Wednesday, 25 June 2014

Marvel Comics vs Jack Kirby - Could Marvel lose?

In the next few days the US Supreme Court should decide what they are going to do about a legal dispute involving the 1976 Copyright Act, the outcome of which could have an unprecedented impact on creative/entertainment industries. It’s the long running, possibly cosmic, definitely epic battle between the Jack Kirby Estate and Marvel/Disney.

During a career that spanned seven decades Jack Kirby created or co-created so many of the characters that appear on our movie screens, t-shirts, lunchboxes & novelty bathrobes today. Captain America, Thor, the Avengers, the Fantastic Four, the X-Men, the Incredible Hulk, the Silver Surfer, Galactus, Black Panther, the Inhumans, New Gods … I could go on all day, Kirby was behind them all. He was the most influential artist in comics history & his properties have made more money over the years than the work of any other single person, alive or dead.

Jack Kirby died in 1994.

Before his death, there was bitterness between Kirby and his former employers. As soon as left Marvel, he tried to sue them for ownership of the characters he'd created, the legal dispute lasted years and ended in Marvel’s favour. He saw others making fortunes from his creations while he felt treated like a hired gun, not given the recognition, respect, or financial reward, that he deserved.

Today, Kirby continues to lack recognition for the work he did, the characters he created and the incredible influence he has on so much of our modern media.

His four children (Barbara J. Kirby, Lisa R. Kirby, Neal L. Kirby, Susan N. Kirby) have tried a few times to take legal action to reclaim some of the copyrights on characters their father created. With the help of intellectual property attorney Marc Toberoff, they filed 45 copyright-termination notices in 2009. Marvel countered with a lawsuit, which all led to the 2011 ruling that the Jack Kirby creations in question were defined as work for hire and not subject to copyright reclamation. In August 2013 the Second Circuit Court of Appeals upheld this decision. Rounds one and two to Marvel. Kirby down but not out.
It is hard to imagine a monopoly like Marvel/Disney ever losing a legal battle, but maybe this time the Kirby Estate have a chance. Why? Because this time round they have the backing of some powerful allies in their corner-
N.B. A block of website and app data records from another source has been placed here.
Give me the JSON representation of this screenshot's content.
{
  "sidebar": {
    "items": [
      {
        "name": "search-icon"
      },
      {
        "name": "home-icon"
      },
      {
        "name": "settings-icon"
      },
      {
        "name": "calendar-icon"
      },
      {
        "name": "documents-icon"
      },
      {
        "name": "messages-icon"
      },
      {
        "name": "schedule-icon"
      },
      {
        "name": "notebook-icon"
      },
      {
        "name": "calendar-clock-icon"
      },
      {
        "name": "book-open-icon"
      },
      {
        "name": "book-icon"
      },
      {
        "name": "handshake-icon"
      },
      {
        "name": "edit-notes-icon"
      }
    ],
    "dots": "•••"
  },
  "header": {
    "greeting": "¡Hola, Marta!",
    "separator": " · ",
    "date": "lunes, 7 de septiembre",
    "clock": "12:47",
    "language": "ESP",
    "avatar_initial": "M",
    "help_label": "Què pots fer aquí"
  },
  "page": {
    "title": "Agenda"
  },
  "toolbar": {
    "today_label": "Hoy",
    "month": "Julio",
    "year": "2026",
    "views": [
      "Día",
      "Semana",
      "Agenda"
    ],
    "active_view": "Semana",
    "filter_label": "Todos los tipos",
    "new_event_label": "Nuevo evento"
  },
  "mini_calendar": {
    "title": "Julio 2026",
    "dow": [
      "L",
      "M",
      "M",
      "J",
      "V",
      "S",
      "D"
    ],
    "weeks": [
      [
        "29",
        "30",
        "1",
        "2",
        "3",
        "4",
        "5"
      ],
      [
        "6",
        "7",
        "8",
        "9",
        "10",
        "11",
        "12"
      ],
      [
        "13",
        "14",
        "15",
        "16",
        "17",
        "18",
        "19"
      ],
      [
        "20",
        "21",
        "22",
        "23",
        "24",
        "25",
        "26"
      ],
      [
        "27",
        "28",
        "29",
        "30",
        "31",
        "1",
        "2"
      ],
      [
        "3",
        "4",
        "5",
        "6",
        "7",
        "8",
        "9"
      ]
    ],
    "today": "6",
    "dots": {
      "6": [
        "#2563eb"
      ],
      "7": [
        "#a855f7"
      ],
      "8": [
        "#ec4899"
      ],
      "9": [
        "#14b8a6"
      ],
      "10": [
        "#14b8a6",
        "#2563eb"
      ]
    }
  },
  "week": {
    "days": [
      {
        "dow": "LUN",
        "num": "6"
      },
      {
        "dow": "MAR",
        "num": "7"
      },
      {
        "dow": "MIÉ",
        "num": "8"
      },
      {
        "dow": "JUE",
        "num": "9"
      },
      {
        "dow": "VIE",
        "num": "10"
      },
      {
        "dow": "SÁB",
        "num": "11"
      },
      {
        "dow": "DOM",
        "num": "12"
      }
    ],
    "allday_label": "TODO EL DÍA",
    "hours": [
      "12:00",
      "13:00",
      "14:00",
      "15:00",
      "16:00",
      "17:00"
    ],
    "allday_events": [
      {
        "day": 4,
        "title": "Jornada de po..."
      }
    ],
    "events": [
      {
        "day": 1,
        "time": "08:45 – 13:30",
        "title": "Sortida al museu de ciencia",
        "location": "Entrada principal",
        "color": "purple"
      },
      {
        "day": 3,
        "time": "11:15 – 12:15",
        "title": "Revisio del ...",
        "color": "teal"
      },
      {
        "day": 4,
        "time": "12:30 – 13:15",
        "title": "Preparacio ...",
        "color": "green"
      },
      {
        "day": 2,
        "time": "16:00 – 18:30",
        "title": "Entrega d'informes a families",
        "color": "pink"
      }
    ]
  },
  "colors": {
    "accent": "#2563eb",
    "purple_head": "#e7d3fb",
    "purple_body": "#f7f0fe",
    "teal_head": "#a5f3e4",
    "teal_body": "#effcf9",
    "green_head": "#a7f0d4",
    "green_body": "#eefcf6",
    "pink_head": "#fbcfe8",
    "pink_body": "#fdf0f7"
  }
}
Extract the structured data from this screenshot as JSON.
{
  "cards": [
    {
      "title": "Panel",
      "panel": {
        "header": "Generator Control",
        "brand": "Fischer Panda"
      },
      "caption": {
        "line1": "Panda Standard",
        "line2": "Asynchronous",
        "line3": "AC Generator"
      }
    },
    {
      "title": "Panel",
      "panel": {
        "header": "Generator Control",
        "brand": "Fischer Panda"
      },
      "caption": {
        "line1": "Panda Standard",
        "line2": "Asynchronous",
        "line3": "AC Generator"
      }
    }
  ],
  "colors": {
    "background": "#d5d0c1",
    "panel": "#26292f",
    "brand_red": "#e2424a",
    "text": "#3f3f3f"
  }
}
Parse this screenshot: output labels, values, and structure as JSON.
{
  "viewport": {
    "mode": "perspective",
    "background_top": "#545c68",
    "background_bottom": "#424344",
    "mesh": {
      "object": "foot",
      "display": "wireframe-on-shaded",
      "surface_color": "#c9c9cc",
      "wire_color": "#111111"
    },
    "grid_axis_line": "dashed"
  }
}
  • Bruce Lehman - Former chief adviser to President Bill Clinton on intellectual property rights, he was responsible for significant changes to United States patent laws.
  • Ralph Oman - Former U.S. Register of Copyrights and Professorial Lecturer in Intellectual Property and Patent Law
  • The Screen Actors Guild American Federation of Television and Radio Artists (SAG-AFTRA)
  • The Writers Guild of America (WGA)
  • The Directors Guild of America (DGA)
  • Marc Toberoff – He’s still here. Attorney specializing in copyright and entertainment litigation. He was the guy who represented Superman’s co-creators, Jerry Siegel and Joe Shuster against Warner and DC Comics over the original copyright to Superman. 

Toberoff has tried before for the Kirby Estate a few times over the last decade, with Marvel coming out on top each time, but now it seems like the tide is turning. The Hollywood guilds, unhappy that the 2013 appeal court ruling that favoured Marvel sets a dangerous precedent and could have repercussions across the creative industries, want this case to be heard by the Supreme Court.

If the case gets upheld, potentially Marvel could lose the rights to key characters like the Avengers, the X-Men and the Fantastic Four. Characters that are the foundation of just about every successful movie they have ever done. Without Jack Kirby characters, the Disney/Marvel superhero franchise falls apart. Even if Guardians of the Galaxy does well, see if you can guess who co-created Groot?

The ruling would also set an interesting precedent, especially for all those artists whose pre-1976 works continue to make a lot of money for companies while they see little revenue from them. Whatever happens, it’s one to watch. Unsurprisingly, I’m rooting for the Kirby kids, if this case gets heard, and if the Kirby kids win, it will rock the foundations of Marvel and Disney in a way that would make their father proud.

To find out more about Jack Kirby visit The Jack Kirby Museum & Research Centre